- Date published:
7:30 am, July 8th, 2017 - 17 comments
Categories: climate change, Deep stuff, Dirty Politics, global warming, Propaganda, spin - Tags: guardian, hypocrisy, lies, long read, psyc101
There’s a very interesting long read in The Guardian on the dangerous “weaponising” of cynicism by climate change deniers. It’s a worrying but insightful piece, well worth your time. I have some issues with aspects of the framing – it seems to give too much credence to “political realities” and not enough to physical realities. There are two sides to the political debate, but only one to the facts and their consequences.
Anyway. One of the most interesting sections was a discussion of the way that voters are more forgiving of lies than hypocrisy:
The people who made the case that smoking causes cancer were not generally thought of as hypocrites. It’s true that some of them still smoked, even after they knew the dangers. But there were far more smokers inside the tobacco industry, where being seen with a cigarette in hand was positively encouraged as a signal that there was nothing to worry about.
Climate science is different. Ever since it became a political issue, it has been bedevilled by accusations of hypocrisy. The internet is awash with tales of Al Gore and his monstrous double standards: he racks up enormous air-conditioning bills in his multiple homes; he leaves his private jet idling on the runway as he spreads the message that flying is wrong; he sells his television network for megabucks to al-Jazeera, where the money to buy it comes from Qatari oil. In the words of the National Review in 2016: “The [climate] hysterics are hypocrites. It’s austerity for thee but not for me as they jet around the world to speak to adoring audiences about the need for sacrifice.” Until wealthy liberal New Yorkers start selling up their Manhattan real estate and moving to higher ground, the cynics say, there’s really nothing to worry about.
Recent research by a group of psychologists shows why this is such a problem: we dislike hypocrites because we hate they way they seem to be signalling their superior virtue. Take two kinds of claims about environmental activism. Under one set of conditions, a speaker claims to recycle his rubbish, after which it is revealed that he does no such thing. Under the other, a speaker tell his listeners they should recycle their rubbish, after which it is revealed that he does not do it himself. The first is a liar. The second is a hypocrite, but not a liar, since what he says is still true (people should recycle their rubbish). Most people respond with relative equanimity to the lie. But they loathe the hypocrisy, because the hypocrite seems to be patronising them.

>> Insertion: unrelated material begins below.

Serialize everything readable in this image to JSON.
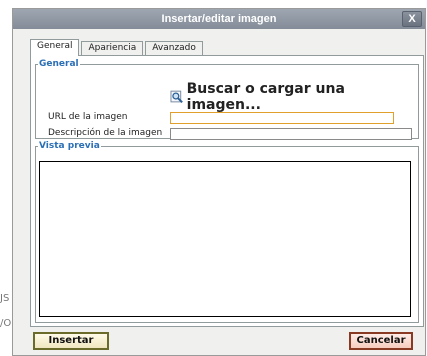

This is terrible news for environmentalism. Doctors who smoke are not really patronising their patients: if anything, they are revealing sympathetic human weakness. But environmental activists who leave the engine running are easily portrayed as dreadful elitists: they think the rules don’t apply to them. The populist rabble-rousers of the right have exploited this fact mercilessly. Hypocrisy is hard to avoid when it comes to the politics of climate change, since it is a collective-action problem. It’s far from clear what difference any individual action will make. What matters is what we do together. This makes it practically impossible for any one individual to match words to deeds. Yet the failure to do so provides the perfect stick for the climate cynics to beat their opponents with.
If we dislike hypocrisy more than we dislike lying, then it is not just a problem for climate politics. It is a problem for democracy. It gives the liars their chance. During the presidential campaign, it was widely hoped that Trump’s relentless record of untruths would be his undoing. In the New York Times, David Leonhardt painstakingly listed the 26 lies Trump told in the first presidential debate, which ought to have been enough for anyone. But Trump has always been careful not to come across as the wrong sort of hypocrite: the kind who seems to be talking down to people. Hillary Clinton was not so careful. And when the voters get to choose between the two, the hypocrite loses to the liar.
I don’t think that our recent Nat PMs and dirty politics bloggers had any formal understanding of this effect, but I think they certainly had an intuitive one. It does seem to contribute a useful perspective on what has been going on in NZ politics these last few years.